The statement from the Syrian National Coalition made clear the huge hurdles still ahead as the international community tries to bring the warring sides together for peace talks scheduled for Jan. 22. The long-delayed negotiations, which would be the first face-to-face meeting between the Assad government and its opponents, aim to broker a political resolution to Syria's civil war.
After months of diplomacy, the U.N. announced the date for the peace conference on Monday, raising hopes that an end to the seemingly intractable conflict could be within reach. A full list of participants has not been set yet.
The violence, however, has shown no sign of tapering off. On Tuesday, a suicide car bombing outside a bus station in the town of Sumariyah near Damascus killed at least 15 people and wounded more than 30, state TV and activists said.

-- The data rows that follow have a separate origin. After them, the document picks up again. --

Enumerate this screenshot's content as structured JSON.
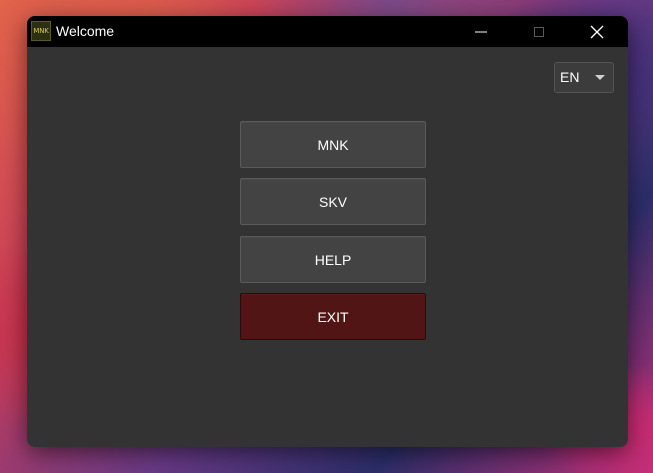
{
  "window": {
    "title": "Welcome",
    "app_icon_text": "MNK"
  },
  "language": {
    "selected": "EN"
  },
  "menu": {
    "mnk_label": "MNK",
    "skv_label": "SKV",
    "help_label": "HELP",
    "exit_label": "EXIT"
  },
  "colors": {
    "window_bg": "#333333",
    "titlebar_bg": "#000000",
    "button_bg": "#434343",
    "exit_button_bg": "#521515"
  },
  "icons": {
    "minimize": "minimize-icon",
    "maximize": "maximize-icon",
    "close": "close-icon",
    "dropdown": "chevron-down-icon"
  }
}
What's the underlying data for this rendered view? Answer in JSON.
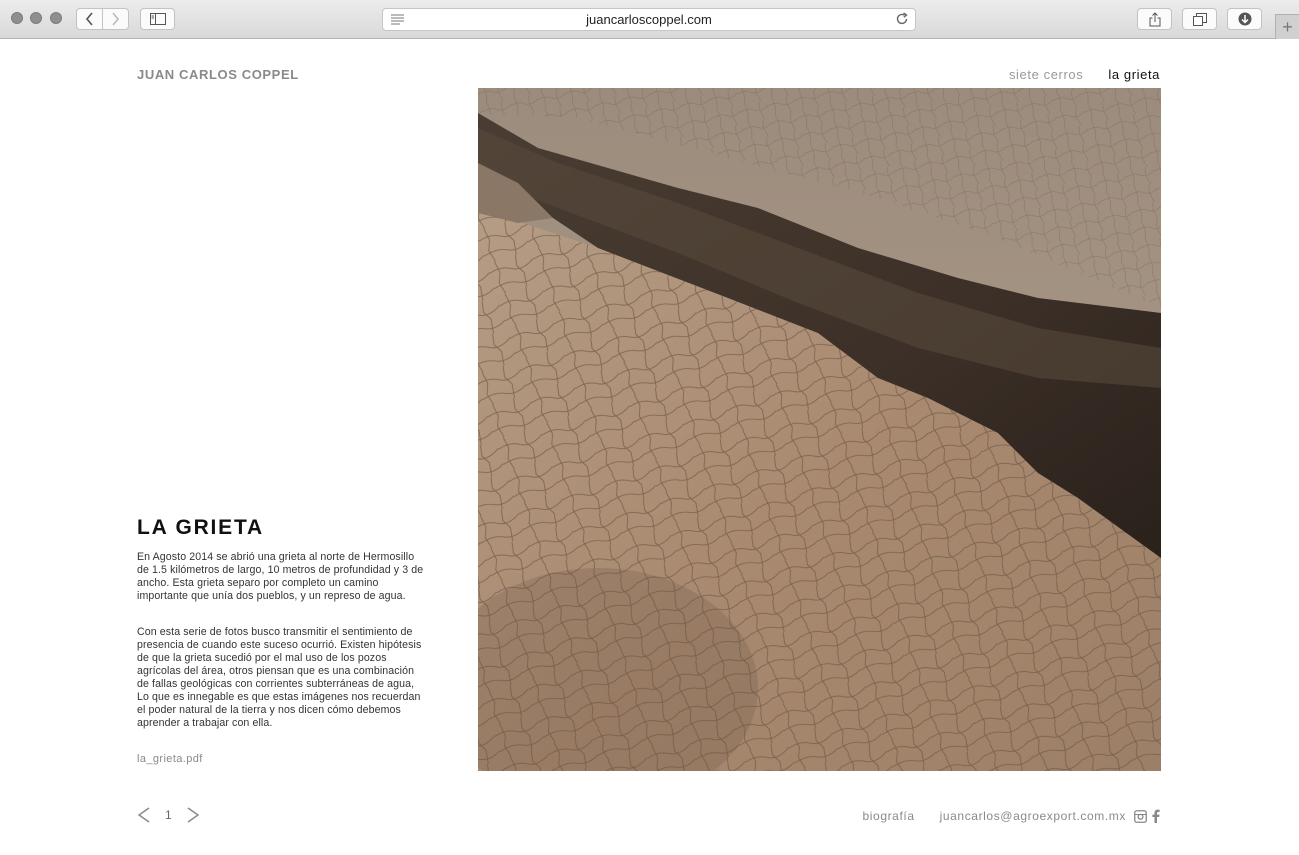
{
  "browser": {
    "url": "juancarloscoppel.com"
  },
  "site": {
    "title": "JUAN CARLOS COPPEL",
    "nav": [
      {
        "label": "siete cerros",
        "active": false
      },
      {
        "label": "la grieta",
        "active": true
      }
    ]
  },
  "project": {
    "title": "LA GRIETA",
    "paragraphs": [
      "En Agosto 2014 se abrió una grieta al norte de Hermosillo de 1.5 kilómetros de largo, 10 metros de profundidad y 3 de ancho. Esta grieta separo por completo un camino importante que unía dos pueblos, y un represo de agua.",
      "Con esta serie de fotos busco transmitir el sentimiento de presencia de cuando este suceso ocurrió. Existen hipótesis de que la grieta sucedió por el mal uso de los pozos agrícolas del área, otros piensan que es una combinación de fallas geológicas con corrientes subterráneas de agua, Lo que es innegable es que estas imágenes nos recuerdan el poder natural de la tierra y nos dicen cómo debemos aprender a trabajar con ella."
    ],
    "pdf_link": "la_grieta.pdf"
  },
  "pager": {
    "current": "1"
  },
  "footer": {
    "bio_label": "biografía",
    "email": "juancarlos@agroexport.com.mx"
  },
  "icons": {
    "photo": "cracked-earth-photo",
    "social": [
      "instagram-icon",
      "facebook-icon"
    ]
  }
}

Meanwhile, government airstrikes on the rebel-held town of Nabek, where Assad's troops are waging an offensive, killed at least seven people, the Britain-based Syrian Observatory for Human Rights said. The group monitors the conflict through a network of activists on the ground.
Speaking to reporters in Cairo, Coalition chief Ahmad al-Jarba said the opposition umbrella group "did not make a final decision" yet on attending the Geneva talks. He said his group has indicated its desire to take part, "but we think that the Syrian regime is the one which doesn't want to go to Geneva 2 but the Russians are putting pressure on them to attend."
Monzer Akbik, chief of staff of al-Jarba's office, later said the coalition is ready to participate based on "positive signals" they have received on their demands for humanitarian corridors and the release of detainees. He said the coalition would convene to rethink its position if no concrete progress is made on those fronts. Senior Coalition member Louay Safi had said the U.S. and Russia have indicated they would try to get the Syrian government to open humanitarian corridors and release detainees.
Previous attempts to bring the two sides together have failed, mainly because of disputes over who should represent the opposition and the government, Assad's future role in the country, and whether Iran, Saudi Arabia and other regional powers should be at the table.
U.N. Secretary-General Ban Ki-moon urged the government and opposition to help the Geneva conference succeed. He said a key goal would be the establishment of a transitional government with powers over the military and security forces.
The coalition, in a statement issued Tuesday, reiterated that there can be no role for Assad in any future transitional government. It also urged the international community to pressure Assad's government to secure humanitarian corridors so that aid can reach besieged opposition held areas of the country.
Assad's forces have blockaded some rebel-held areas, particularly around Damascus, preventing supplies, medicine and food from entering. The sieges have led to cases of famine, activists say. The Syrian government has repeatedly said it will not go to Geneva to hand over power, and has pushed offensives on several fronts in recent weeks that have strengthened its position ahead of the proposed talks.
Also Tuesday, the World Health Organization said it has discovered two additional cases of the highly contagious polio virus in Syria, bringing the total number of cases in the country to 17. It said the new cases are in Aleppo and in rural Damascus — far from where the first outbreak was detected in northeastern Syria.
Those cases were the first discovered in Syria in more than a decade. Following the outbreak, the U.N. began its largest polio vaccination campaign in the region's history, trying to vaccinate and re-vaccinate 20 million children.
Associated Press writers Albert Aji in Damascus, Syria, and Maamoun Youssef in Cairo contributed to this report.